## WHAT IS REQUIRED
Which lines of the listing hold the string "διακομιστής"? Show each of them.
....
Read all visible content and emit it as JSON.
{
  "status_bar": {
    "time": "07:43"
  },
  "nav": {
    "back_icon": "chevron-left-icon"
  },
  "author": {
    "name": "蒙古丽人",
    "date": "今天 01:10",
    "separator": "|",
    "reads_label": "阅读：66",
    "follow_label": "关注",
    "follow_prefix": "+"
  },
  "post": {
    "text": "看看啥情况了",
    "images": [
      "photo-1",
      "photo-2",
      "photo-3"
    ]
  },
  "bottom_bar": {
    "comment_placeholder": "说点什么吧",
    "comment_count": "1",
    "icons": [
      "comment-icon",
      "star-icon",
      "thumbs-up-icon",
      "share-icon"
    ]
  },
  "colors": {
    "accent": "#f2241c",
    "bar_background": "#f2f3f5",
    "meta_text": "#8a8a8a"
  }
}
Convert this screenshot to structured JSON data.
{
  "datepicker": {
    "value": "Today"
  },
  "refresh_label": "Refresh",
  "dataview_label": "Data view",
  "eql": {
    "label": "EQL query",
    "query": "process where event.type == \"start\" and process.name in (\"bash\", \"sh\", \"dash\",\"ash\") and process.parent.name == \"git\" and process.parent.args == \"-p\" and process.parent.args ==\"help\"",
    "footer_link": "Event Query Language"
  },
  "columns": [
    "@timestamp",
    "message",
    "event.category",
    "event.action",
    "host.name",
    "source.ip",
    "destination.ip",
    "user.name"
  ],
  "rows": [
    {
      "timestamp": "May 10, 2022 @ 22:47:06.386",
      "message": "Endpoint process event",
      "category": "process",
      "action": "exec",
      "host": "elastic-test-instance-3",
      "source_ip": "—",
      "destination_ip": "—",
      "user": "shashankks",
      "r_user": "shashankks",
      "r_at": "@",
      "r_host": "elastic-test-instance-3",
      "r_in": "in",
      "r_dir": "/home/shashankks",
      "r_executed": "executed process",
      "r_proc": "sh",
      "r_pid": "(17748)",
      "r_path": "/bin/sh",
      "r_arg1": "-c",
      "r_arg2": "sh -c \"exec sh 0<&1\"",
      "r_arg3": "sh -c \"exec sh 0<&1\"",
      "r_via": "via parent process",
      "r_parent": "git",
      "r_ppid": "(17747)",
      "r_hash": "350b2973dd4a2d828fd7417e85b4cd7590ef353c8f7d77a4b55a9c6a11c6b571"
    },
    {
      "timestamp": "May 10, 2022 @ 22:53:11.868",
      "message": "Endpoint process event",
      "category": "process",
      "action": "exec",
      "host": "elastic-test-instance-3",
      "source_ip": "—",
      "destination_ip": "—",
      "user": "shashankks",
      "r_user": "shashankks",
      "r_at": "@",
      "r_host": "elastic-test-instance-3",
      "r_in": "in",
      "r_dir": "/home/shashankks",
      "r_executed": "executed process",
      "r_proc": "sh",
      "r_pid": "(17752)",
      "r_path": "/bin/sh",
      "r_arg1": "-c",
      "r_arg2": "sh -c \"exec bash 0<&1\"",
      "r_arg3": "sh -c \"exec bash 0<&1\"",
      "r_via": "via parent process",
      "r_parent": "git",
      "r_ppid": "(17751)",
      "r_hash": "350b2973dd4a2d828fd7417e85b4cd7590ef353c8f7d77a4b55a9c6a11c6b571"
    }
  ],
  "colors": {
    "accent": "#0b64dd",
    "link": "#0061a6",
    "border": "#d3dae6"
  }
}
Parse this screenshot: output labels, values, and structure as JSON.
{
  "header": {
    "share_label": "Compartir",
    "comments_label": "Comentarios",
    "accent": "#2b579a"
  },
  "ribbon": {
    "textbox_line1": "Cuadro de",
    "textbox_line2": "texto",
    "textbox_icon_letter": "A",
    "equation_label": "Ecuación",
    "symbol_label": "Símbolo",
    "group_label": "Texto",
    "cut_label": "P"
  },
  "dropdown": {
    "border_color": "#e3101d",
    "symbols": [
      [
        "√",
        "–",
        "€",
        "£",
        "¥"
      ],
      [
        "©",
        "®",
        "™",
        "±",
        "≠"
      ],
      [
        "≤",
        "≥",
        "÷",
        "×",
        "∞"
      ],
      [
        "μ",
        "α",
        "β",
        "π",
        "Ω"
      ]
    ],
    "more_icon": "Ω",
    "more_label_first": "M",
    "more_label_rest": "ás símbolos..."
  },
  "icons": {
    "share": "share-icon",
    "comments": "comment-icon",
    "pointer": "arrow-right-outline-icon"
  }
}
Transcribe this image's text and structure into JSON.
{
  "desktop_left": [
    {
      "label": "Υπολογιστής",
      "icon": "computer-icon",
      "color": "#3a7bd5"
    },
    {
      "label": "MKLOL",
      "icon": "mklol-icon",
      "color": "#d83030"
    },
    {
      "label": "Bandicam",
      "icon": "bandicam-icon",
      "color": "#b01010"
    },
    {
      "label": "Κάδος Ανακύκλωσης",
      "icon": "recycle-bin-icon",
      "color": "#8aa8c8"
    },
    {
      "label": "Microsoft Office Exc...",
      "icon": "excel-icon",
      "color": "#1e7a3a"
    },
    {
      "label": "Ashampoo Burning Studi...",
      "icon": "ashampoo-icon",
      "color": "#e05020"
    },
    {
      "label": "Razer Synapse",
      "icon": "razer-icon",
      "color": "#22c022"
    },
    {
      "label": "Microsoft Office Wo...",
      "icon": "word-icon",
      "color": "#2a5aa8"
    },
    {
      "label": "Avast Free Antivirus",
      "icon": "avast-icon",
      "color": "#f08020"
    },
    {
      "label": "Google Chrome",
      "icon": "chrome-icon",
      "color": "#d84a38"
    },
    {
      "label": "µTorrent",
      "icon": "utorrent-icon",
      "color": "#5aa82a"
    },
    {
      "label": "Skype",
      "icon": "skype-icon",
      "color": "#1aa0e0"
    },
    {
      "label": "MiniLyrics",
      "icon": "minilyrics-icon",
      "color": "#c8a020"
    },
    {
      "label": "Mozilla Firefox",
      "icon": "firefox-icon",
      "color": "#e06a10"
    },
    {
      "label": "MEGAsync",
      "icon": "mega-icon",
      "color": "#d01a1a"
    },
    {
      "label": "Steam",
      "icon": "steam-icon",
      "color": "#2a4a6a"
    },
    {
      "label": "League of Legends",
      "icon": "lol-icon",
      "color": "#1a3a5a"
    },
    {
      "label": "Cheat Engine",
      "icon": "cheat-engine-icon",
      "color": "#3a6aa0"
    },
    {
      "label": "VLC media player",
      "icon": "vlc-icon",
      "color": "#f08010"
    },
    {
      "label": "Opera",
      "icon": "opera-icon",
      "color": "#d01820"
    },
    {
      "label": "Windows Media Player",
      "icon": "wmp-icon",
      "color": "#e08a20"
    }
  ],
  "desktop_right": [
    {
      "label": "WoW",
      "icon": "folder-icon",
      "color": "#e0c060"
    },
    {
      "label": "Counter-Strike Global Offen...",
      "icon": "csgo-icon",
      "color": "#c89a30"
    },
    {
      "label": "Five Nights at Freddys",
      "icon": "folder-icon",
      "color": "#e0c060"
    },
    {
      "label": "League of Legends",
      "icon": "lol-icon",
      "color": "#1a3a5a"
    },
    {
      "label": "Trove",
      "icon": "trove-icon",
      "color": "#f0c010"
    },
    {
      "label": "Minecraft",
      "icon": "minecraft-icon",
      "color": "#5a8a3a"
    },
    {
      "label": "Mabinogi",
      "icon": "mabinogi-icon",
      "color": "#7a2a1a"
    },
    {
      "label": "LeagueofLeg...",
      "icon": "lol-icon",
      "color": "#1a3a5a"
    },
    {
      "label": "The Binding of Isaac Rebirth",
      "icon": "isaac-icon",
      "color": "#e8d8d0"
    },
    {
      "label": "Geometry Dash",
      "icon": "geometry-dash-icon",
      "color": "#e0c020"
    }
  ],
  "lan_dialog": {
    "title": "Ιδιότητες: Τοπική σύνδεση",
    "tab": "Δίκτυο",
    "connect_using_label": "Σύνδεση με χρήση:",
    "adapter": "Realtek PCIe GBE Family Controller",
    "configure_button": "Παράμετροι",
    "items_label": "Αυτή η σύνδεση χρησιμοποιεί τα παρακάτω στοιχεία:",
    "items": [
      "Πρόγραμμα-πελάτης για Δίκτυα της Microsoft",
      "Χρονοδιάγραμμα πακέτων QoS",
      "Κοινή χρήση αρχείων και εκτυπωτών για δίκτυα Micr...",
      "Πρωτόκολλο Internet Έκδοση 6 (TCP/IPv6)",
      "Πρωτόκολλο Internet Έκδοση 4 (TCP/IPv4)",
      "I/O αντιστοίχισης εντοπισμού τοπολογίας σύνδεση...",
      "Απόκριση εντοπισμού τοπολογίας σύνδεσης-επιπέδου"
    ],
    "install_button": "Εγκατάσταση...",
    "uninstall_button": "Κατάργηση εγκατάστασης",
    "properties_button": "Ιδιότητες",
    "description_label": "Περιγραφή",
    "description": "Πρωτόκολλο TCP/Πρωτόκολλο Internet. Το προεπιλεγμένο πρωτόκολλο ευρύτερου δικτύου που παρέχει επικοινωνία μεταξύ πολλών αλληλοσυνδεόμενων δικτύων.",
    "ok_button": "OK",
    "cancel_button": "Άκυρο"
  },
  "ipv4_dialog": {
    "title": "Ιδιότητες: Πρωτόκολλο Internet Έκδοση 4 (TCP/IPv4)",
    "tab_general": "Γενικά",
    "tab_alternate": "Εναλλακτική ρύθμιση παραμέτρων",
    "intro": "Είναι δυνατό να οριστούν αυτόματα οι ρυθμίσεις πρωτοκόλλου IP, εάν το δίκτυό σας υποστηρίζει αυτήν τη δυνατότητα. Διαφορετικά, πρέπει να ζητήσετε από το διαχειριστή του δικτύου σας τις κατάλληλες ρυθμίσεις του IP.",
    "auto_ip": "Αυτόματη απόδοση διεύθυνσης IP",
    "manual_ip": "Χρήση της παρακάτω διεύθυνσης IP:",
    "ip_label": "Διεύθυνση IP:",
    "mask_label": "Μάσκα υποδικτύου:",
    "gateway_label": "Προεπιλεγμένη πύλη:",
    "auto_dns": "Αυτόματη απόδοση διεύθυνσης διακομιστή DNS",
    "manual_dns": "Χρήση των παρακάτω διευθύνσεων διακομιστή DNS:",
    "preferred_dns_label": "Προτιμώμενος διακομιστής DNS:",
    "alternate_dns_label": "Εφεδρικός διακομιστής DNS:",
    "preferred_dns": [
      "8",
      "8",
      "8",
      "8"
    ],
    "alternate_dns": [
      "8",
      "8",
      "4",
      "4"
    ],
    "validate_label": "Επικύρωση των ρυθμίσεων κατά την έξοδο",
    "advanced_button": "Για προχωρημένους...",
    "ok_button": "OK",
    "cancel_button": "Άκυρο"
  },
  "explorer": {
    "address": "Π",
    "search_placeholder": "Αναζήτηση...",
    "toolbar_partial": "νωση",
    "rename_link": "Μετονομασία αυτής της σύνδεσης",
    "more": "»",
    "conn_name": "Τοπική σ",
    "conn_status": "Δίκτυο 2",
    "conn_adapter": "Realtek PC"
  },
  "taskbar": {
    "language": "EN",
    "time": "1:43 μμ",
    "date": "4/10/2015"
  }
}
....
## TASK ANSWER
    "preferred_dns_label": "Προτιμώμενος διακομιστής DNS:",
    "alternate_dns_label": "Εφεδρικός διακομιστής DNS:",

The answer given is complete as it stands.